**What is expected:** Can you copy out the data exactly? Leave the images out.
──────── Source records
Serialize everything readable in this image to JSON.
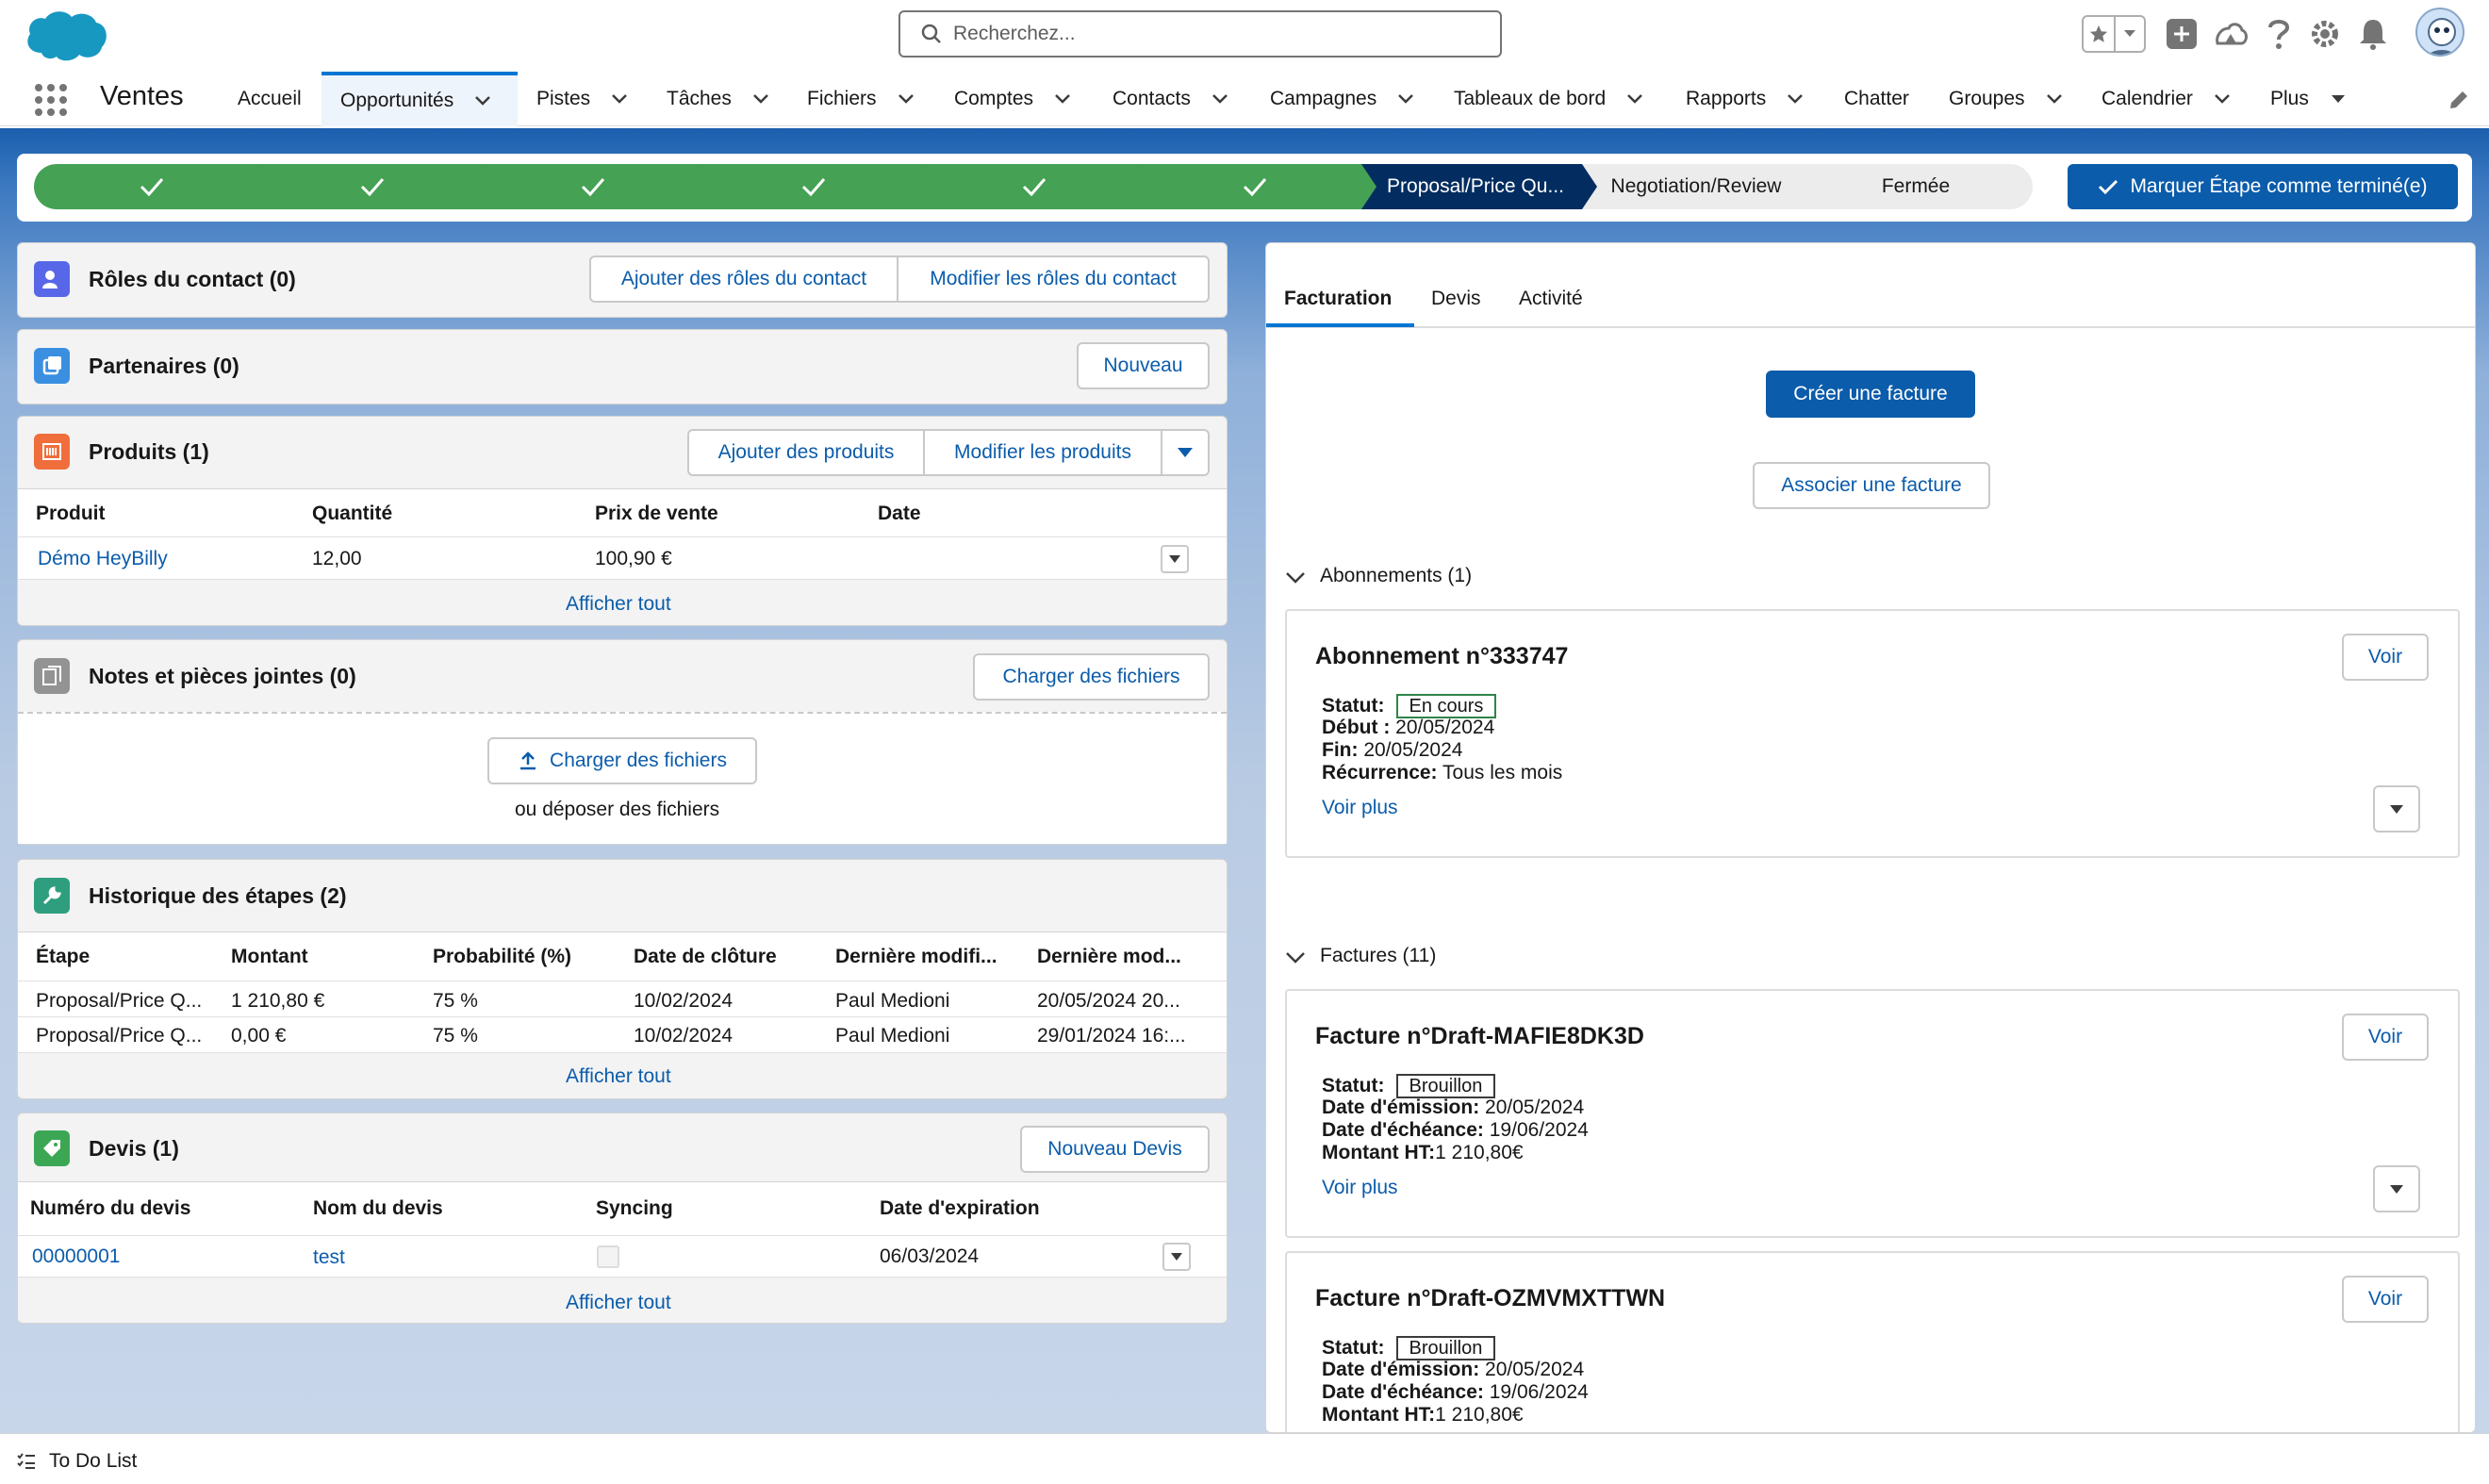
{
  "header": {
    "search_placeholder": "Recherchez...",
    "icons": [
      "favorites-star-icon",
      "favorites-dropdown-icon",
      "global-actions-add-icon",
      "trailhead-icon",
      "help-icon",
      "setup-gear-icon",
      "notifications-bell-icon",
      "user-avatar"
    ]
  },
  "nav": {
    "app_name": "Ventes",
    "items": [
      {
        "label": "Accueil"
      },
      {
        "label": "Opportunités"
      },
      {
        "label": "Pistes"
      },
      {
        "label": "Tâches"
      },
      {
        "label": "Fichiers"
      },
      {
        "label": "Comptes"
      },
      {
        "label": "Contacts"
      },
      {
        "label": "Campagnes"
      },
      {
        "label": "Tableaux de bord"
      },
      {
        "label": "Rapports"
      },
      {
        "label": "Chatter"
      },
      {
        "label": "Groupes"
      },
      {
        "label": "Calendrier"
      },
      {
        "label": "Plus"
      }
    ]
  },
  "path": {
    "current_stage": "Proposal/Price Qu...",
    "next_stages": [
      "Negotiation/Review",
      "Fermée"
    ],
    "mark_button": "Marquer Étape comme terminé(e)"
  },
  "contact_roles": {
    "title": "Rôles du contact (0)",
    "add_button": "Ajouter des rôles du contact",
    "edit_button": "Modifier les rôles du contact"
  },
  "partners": {
    "title": "Partenaires (0)",
    "new_button": "Nouveau"
  },
  "products": {
    "title": "Produits (1)",
    "add_button": "Ajouter des produits",
    "edit_button": "Modifier les produits",
    "columns": [
      "Produit",
      "Quantité",
      "Prix de vente",
      "Date"
    ],
    "rows": [
      {
        "product": "Démo HeyBilly",
        "qty": "12,00",
        "price": "100,90 €",
        "date": ""
      }
    ],
    "view_all": "Afficher tout"
  },
  "notes": {
    "title": "Notes et pièces jointes (0)",
    "upload_button": "Charger des fichiers",
    "drop_button": "Charger des fichiers",
    "drop_text": "ou déposer des fichiers"
  },
  "history": {
    "title": "Historique des étapes (2)",
    "columns": [
      "Étape",
      "Montant",
      "Probabilité (%)",
      "Date de clôture",
      "Dernière modifi...",
      "Dernière mod..."
    ],
    "rows": [
      [
        "Proposal/Price Q...",
        "1 210,80 €",
        "75 %",
        "10/02/2024",
        "Paul Medioni",
        "20/05/2024 20..."
      ],
      [
        "Proposal/Price Q...",
        "0,00 €",
        "75 %",
        "10/02/2024",
        "Paul Medioni",
        "29/01/2024 16:..."
      ]
    ],
    "view_all": "Afficher tout"
  },
  "quotes": {
    "title": "Devis (1)",
    "new_button": "Nouveau Devis",
    "columns": [
      "Numéro du devis",
      "Nom du devis",
      "Syncing",
      "Date d'expiration"
    ],
    "rows": [
      {
        "number": "00000001",
        "name": "test",
        "syncing": false,
        "expiry": "06/03/2024"
      }
    ],
    "view_all": "Afficher tout"
  },
  "right": {
    "tabs": [
      "Facturation",
      "Devis",
      "Activité"
    ],
    "create_invoice": "Créer une facture",
    "associate_invoice": "Associer une facture",
    "subscriptions_header": "Abonnements (1)",
    "subscription": {
      "title": "Abonnement n°333747",
      "view": "Voir",
      "status_label": "Statut:",
      "status": "En cours",
      "start_label": "Début :",
      "start": "20/05/2024",
      "end_label": "Fin:",
      "end": "20/05/2024",
      "recurrence_label": "Récurrence:",
      "recurrence": "Tous les mois",
      "more": "Voir plus"
    },
    "invoices_header": "Factures (11)",
    "invoices": [
      {
        "title": "Facture n°Draft-MAFIE8DK3D",
        "view": "Voir",
        "status_label": "Statut:",
        "status": "Brouillon",
        "issue_label": "Date d'émission:",
        "issue": "20/05/2024",
        "due_label": "Date d'échéance:",
        "due": "19/06/2024",
        "amount_label": "Montant HT:",
        "amount": "1 210,80€",
        "more": "Voir plus"
      },
      {
        "title": "Facture n°Draft-OZMVMXTTWN",
        "view": "Voir",
        "status_label": "Statut:",
        "status": "Brouillon",
        "issue_label": "Date d'émission:",
        "issue": "20/05/2024",
        "due_label": "Date d'échéance:",
        "due": "19/06/2024",
        "amount_label": "Montant HT:",
        "amount": "1 210,80€"
      }
    ]
  },
  "footer": {
    "todo": "To Do List"
  },
  "colors": {
    "brand": "#0176d3",
    "button": "#0b5cab",
    "path_complete": "#45a154",
    "path_current": "#032d60"
  }
}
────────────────
**Problem solution:**
Serialize everything readable in this image to JSON.
{
  "header": {
    "search_placeholder": "Recherchez...",
    "icons": [
      "favorites-star-icon",
      "favorites-dropdown-icon",
      "global-actions-add-icon",
      "trailhead-icon",
      "help-icon",
      "setup-gear-icon",
      "notifications-bell-icon",
      "user-avatar"
    ]
  },
  "nav": {
    "app_name": "Ventes",
    "items": [
      {
        "label": "Accueil"
      },
      {
        "label": "Opportunités"
      },
      {
        "label": "Pistes"
      },
      {
        "label": "Tâches"
      },
      {
        "label": "Fichiers"
      },
      {
        "label": "Comptes"
      },
      {
        "label": "Contacts"
      },
      {
        "label": "Campagnes"
      },
      {
        "label": "Tableaux de bord"
      },
      {
        "label": "Rapports"
      },
      {
        "label": "Chatter"
      },
      {
        "label": "Groupes"
      },
      {
        "label": "Calendrier"
      },
      {
        "label": "Plus"
      }
    ]
  },
  "path": {
    "current_stage": "Proposal/Price Qu...",
    "next_stages": [
      "Negotiation/Review",
      "Fermée"
    ],
    "mark_button": "Marquer Étape comme terminé(e)"
  },
  "contact_roles": {
    "title": "Rôles du contact (0)",
    "add_button": "Ajouter des rôles du contact",
    "edit_button": "Modifier les rôles du contact"
  },
  "partners": {
    "title": "Partenaires (0)",
    "new_button": "Nouveau"
  },
  "products": {
    "title": "Produits (1)",
    "add_button": "Ajouter des produits",
    "edit_button": "Modifier les produits",
    "columns": [
      "Produit",
      "Quantité",
      "Prix de vente",
      "Date"
    ],
    "rows": [
      {
        "product": "Démo HeyBilly",
        "qty": "12,00",
        "price": "100,90 €",
        "date": ""
      }
    ],
    "view_all": "Afficher tout"
  },
  "notes": {
    "title": "Notes et pièces jointes (0)",
    "upload_button": "Charger des fichiers",
    "drop_button": "Charger des fichiers",
    "drop_text": "ou déposer des fichiers"
  },
  "history": {
    "title": "Historique des étapes (2)",
    "columns": [
      "Étape",
      "Montant",
      "Probabilité (%)",
      "Date de clôture",
      "Dernière modifi...",
      "Dernière mod..."
    ],
    "rows": [
      [
        "Proposal/Price Q...",
        "1 210,80 €",
        "75 %",
        "10/02/2024",
        "Paul Medioni",
        "20/05/2024 20..."
      ],
      [
        "Proposal/Price Q...",
        "0,00 €",
        "75 %",
        "10/02/2024",
        "Paul Medioni",
        "29/01/2024 16:..."
      ]
    ],
    "view_all": "Afficher tout"
  },
  "quotes": {
    "title": "Devis (1)",
    "new_button": "Nouveau Devis",
    "columns": [
      "Numéro du devis",
      "Nom du devis",
      "Syncing",
      "Date d'expiration"
    ],
    "rows": [
      {
        "number": "00000001",
        "name": "test",
        "syncing": false,
        "expiry": "06/03/2024"
      }
    ],
    "view_all": "Afficher tout"
  },
  "right": {
    "tabs": [
      "Facturation",
      "Devis",
      "Activité"
    ],
    "create_invoice": "Créer une facture",
    "associate_invoice": "Associer une facture",
    "subscriptions_header": "Abonnements (1)",
    "subscription": {
      "title": "Abonnement n°333747",
      "view": "Voir",
      "status_label": "Statut:",
      "status": "En cours",
      "start_label": "Début :",
      "start": "20/05/2024",
      "end_label": "Fin:",
      "end": "20/05/2024",
      "recurrence_label": "Récurrence:",
      "recurrence": "Tous les mois",
      "more": "Voir plus"
    },
    "invoices_header": "Factures (11)",
    "invoices": [
      {
        "title": "Facture n°Draft-MAFIE8DK3D",
        "view": "Voir",
        "status_label": "Statut:",
        "status": "Brouillon",
        "issue_label": "Date d'émission:",
        "issue": "20/05/2024",
        "due_label": "Date d'échéance:",
        "due": "19/06/2024",
        "amount_label": "Montant HT:",
        "amount": "1 210,80€",
        "more": "Voir plus"
      },
      {
        "title": "Facture n°Draft-OZMVMXTTWN",
        "view": "Voir",
        "status_label": "Statut:",
        "status": "Brouillon",
        "issue_label": "Date d'émission:",
        "issue": "20/05/2024",
        "due_label": "Date d'échéance:",
        "due": "19/06/2024",
        "amount_label": "Montant HT:",
        "amount": "1 210,80€"
      }
    ]
  },
  "footer": {
    "todo": "To Do List"
  },
  "colors": {
    "brand": "#0176d3",
    "button": "#0b5cab",
    "path_complete": "#45a154",
    "path_current": "#032d60"
  }
}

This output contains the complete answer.